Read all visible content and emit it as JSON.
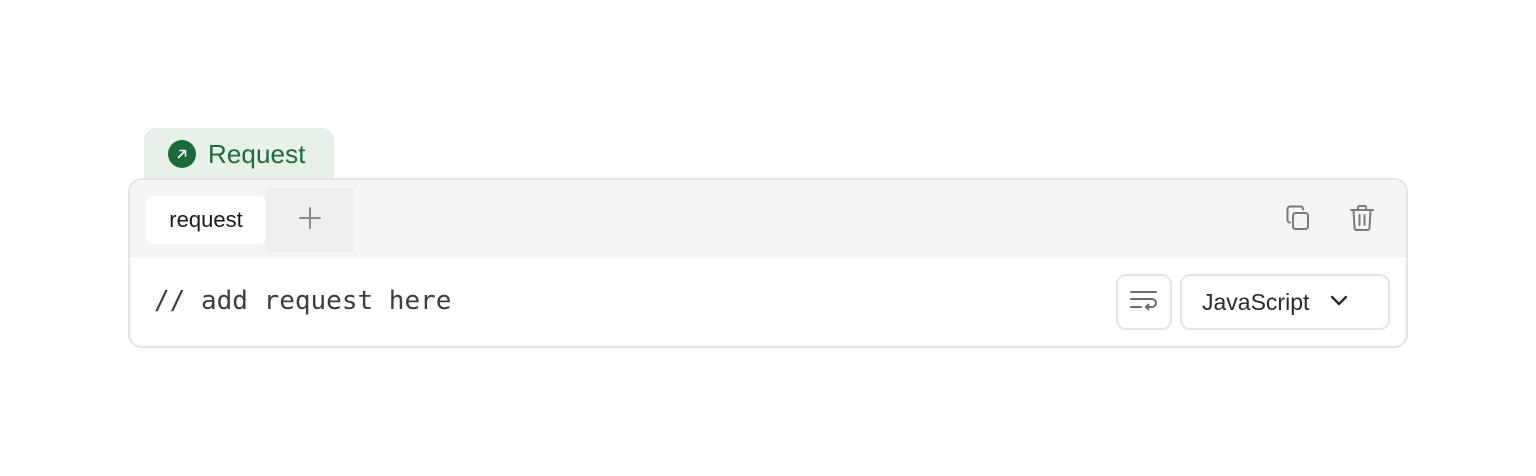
{
  "section": {
    "label": "Request",
    "icon": "arrow-up-right-icon",
    "accent_color": "#1d6b3a",
    "accent_bg": "#e7f1e9"
  },
  "toolbar": {
    "tabs": [
      {
        "label": "request",
        "active": true
      }
    ],
    "add_tab_icon": "plus-icon",
    "actions": [
      {
        "name": "copy",
        "icon": "copy-icon"
      },
      {
        "name": "delete",
        "icon": "trash-icon"
      }
    ]
  },
  "editor": {
    "content": "// add request here",
    "wrap_icon": "wrap-text-icon",
    "language": {
      "selected": "JavaScript",
      "icon": "chevron-down-icon"
    }
  }
}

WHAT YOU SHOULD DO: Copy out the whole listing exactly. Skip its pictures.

SOLVED EXERCISE:
Read all visible content and emit it as JSON.
{
  "section": {
    "label": "Request",
    "icon": "arrow-up-right-icon",
    "accent_color": "#1d6b3a",
    "accent_bg": "#e7f1e9"
  },
  "toolbar": {
    "tabs": [
      {
        "label": "request",
        "active": true
      }
    ],
    "add_tab_icon": "plus-icon",
    "actions": [
      {
        "name": "copy",
        "icon": "copy-icon"
      },
      {
        "name": "delete",
        "icon": "trash-icon"
      }
    ]
  },
  "editor": {
    "content": "// add request here",
    "wrap_icon": "wrap-text-icon",
    "language": {
      "selected": "JavaScript",
      "icon": "chevron-down-icon"
    }
  }
}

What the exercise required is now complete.